◆ DATA EXTRACT
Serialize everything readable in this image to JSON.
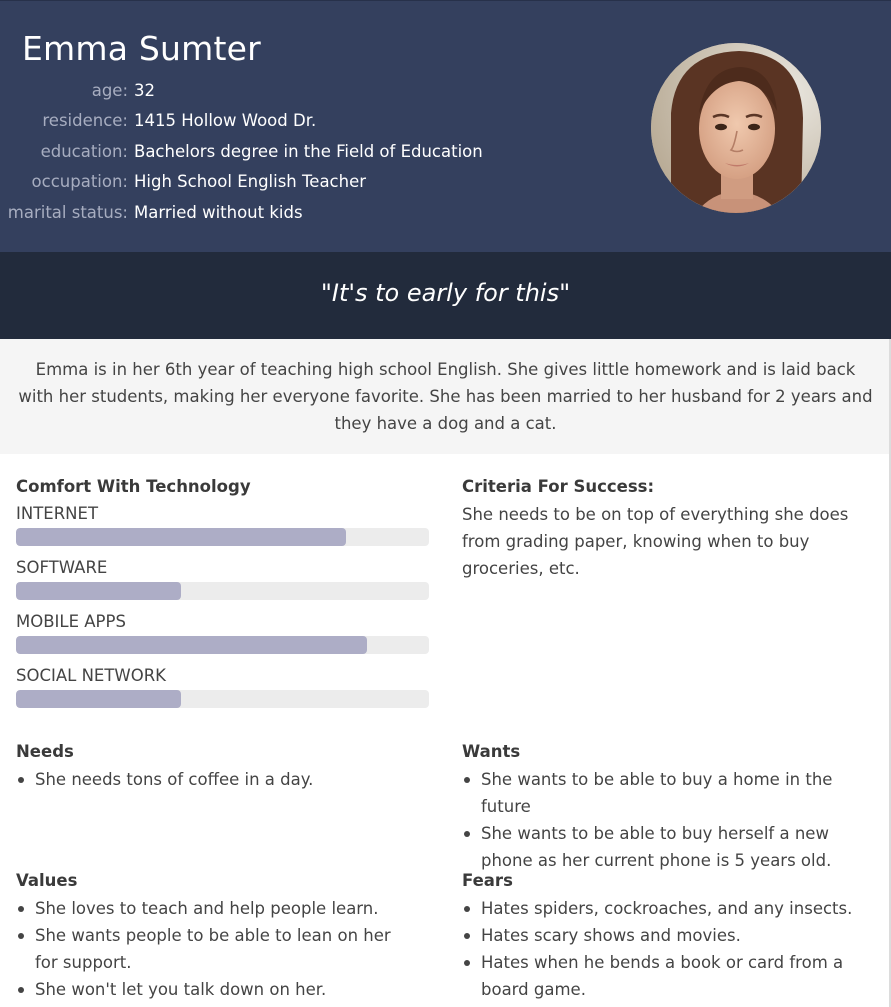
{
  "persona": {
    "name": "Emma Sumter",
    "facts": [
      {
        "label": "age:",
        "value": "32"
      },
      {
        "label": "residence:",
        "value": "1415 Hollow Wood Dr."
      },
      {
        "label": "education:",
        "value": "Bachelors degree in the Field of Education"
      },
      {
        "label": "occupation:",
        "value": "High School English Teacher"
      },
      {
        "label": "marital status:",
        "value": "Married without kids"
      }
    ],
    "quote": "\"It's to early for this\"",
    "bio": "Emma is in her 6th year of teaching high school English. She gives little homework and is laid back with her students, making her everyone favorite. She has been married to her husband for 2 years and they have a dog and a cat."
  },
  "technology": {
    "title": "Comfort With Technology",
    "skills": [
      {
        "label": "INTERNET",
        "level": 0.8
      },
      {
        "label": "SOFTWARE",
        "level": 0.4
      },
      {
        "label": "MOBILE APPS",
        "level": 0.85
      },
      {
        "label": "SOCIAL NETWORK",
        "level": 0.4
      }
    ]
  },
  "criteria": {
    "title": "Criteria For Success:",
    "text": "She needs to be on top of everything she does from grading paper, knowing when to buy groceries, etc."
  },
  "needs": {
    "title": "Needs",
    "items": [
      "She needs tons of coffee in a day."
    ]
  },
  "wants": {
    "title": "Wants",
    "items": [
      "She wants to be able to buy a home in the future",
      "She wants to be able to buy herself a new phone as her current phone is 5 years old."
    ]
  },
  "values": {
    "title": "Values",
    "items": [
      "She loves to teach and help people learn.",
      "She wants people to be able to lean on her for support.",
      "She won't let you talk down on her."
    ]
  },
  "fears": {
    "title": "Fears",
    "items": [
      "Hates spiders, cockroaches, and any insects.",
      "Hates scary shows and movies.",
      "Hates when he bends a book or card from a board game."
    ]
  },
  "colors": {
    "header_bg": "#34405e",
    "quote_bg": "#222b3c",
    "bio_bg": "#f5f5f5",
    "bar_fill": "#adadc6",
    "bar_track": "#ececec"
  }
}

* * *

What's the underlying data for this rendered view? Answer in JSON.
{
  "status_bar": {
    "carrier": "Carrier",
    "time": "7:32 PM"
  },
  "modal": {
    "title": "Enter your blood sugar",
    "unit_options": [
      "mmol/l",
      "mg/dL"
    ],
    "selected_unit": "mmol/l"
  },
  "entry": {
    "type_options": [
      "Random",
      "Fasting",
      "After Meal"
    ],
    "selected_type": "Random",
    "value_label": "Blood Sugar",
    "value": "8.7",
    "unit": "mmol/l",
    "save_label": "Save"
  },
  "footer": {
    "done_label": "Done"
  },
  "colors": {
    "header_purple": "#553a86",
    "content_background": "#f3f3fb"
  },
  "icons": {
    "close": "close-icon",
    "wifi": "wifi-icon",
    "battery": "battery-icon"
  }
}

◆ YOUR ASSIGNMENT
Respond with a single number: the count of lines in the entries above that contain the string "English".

◆ RESPONSE TO THIS TASK
2